I write monthly columns for SciDev.Net, newspaper articles and books from my home on a university campus in the middle of a 4,244-hectare forest reserve in a small town. My son runs an online store from his room in another part of our house. My wife’s cousin is an architect who holds office in Orlando, Florida, US, but is employed by a company with its main office in New York City.
 
More organisations will soon have smaller pools of core employees backed by external consultants.  The Asian Media Information and Communication Centre, based in Manila of which I am a board director, and the Asian Institute of Journalism and Communication, of which I am a consultant, hold teleconferences regularly to manage our organisations. I don’t have to go to our Manila office to participate in meetings.
 
“Another major factor for change in the future world is mobile internet and cloud technology,” the WEF continued in its 2016 report. Mobile internet has applications that enable more efficient delivery of services and opportunities to increase work force productivity. With cloud technology, applications can be delivered with minimal or no local software or processing power, enabling the swift spread of internet-based services.
 
Other technological drivers of change include advances in computing power and big data. Advanced robots with enhanced senses, dexterity and intelligence will also come into the picture.
 
Asia rises to the challenge with STEM 
 
The question now is how businesses, governments, organisations and individuals will meet the challenge of change to avoid talent shortages, mass unemployment and growing inequality. We need to take a proactive approach. Education must become relevant.
 
Enter STEM education — science, technology, engineering and math education. These fields are where the jobs are, according to the US National Math and Science Initiative (US NMSI).
 
“Jobs in computer systems design and related services – a field dependent on high-level math and problem-solving skills – are projected to grow 45 per cent between 2008 and 2018,” said US NMSI. Professions include biomedical engineers, network systems and data communications analysts, and medical scientists,” it continued.
 
In June, top Philippine educators met in a high-level conference to tackle the problem of educating the future manpower for Asia and the world. Next to Indonesia, the Philippines has the largest pool of manpower in the region — 26,629,845 learners.  
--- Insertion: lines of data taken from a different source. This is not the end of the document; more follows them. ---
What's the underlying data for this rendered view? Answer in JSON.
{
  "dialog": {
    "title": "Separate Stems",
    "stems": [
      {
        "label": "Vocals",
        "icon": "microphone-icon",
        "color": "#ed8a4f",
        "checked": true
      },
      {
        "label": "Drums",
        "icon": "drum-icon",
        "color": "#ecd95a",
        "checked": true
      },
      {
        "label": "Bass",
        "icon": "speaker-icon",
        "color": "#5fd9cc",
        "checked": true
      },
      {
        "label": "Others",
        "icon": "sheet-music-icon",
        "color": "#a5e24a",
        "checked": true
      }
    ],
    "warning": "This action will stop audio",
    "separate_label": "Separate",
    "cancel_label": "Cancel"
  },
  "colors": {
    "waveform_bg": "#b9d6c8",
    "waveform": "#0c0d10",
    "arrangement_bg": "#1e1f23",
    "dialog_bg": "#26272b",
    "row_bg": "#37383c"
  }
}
Of this number, 921,000 are in senior high school, and only 226,688 are on the STEM track, according Lorna Dig-Dino, undersecretary at the Department of Education. Compounding the students’ lack of interest in STEM is the fact that teachers are also ill-prepared to teach the relevant subjects. This conundrum can be seen repeated throughout South-East Asia. It is encouraging to note, however, that despite these issues, overall, Asia is keeping up with the new industrial revolution. WEF predicted that by 2020, Asia will account for 66 nb b   per cent of the global middle class and 59 per cent of middle-class consumption.
 
Between 2008 and 2016, the Asia-Pacific contribution to research increased from 13 per cent to 31 per cent. China is now the second-largest producer of scientific papers after the US, with nearly 11 per cent of the world’s total. It leads the emerging nations with 1.4 million researchers. China is also creating new technology universities by the dozen and has replaced the US as the world’s top high-technology exporter.

Meanwhile, Singapore has invested heavily in making that country a medical science hub and attracting the world’s best talent. Among South-East Asia’s 200 million millennials, e-commerce is booming. It is getting a lot of attention in markets like Indonesia, Malaysia and Singapore, with the majority of shoppers being millennials.
 
These nations and the other advanced Asian countries — Hong Kong, Japan, Korea and Taiwan — have also forged ahead. Asia has begun to keep up with the West in science research, innovation and STEM education.
  
Crispin C. Maslog, former journalist with Agence France-Presse, is an environmental activist and former science professor, Silliman University and University of the Philippines Los Baños, Philippines. He is a founding member and now Chair of the Board, Asian Media Information and Communication Centre, Manila.

This piece was produced by SciDev.Net’s Asia & Pacific desk.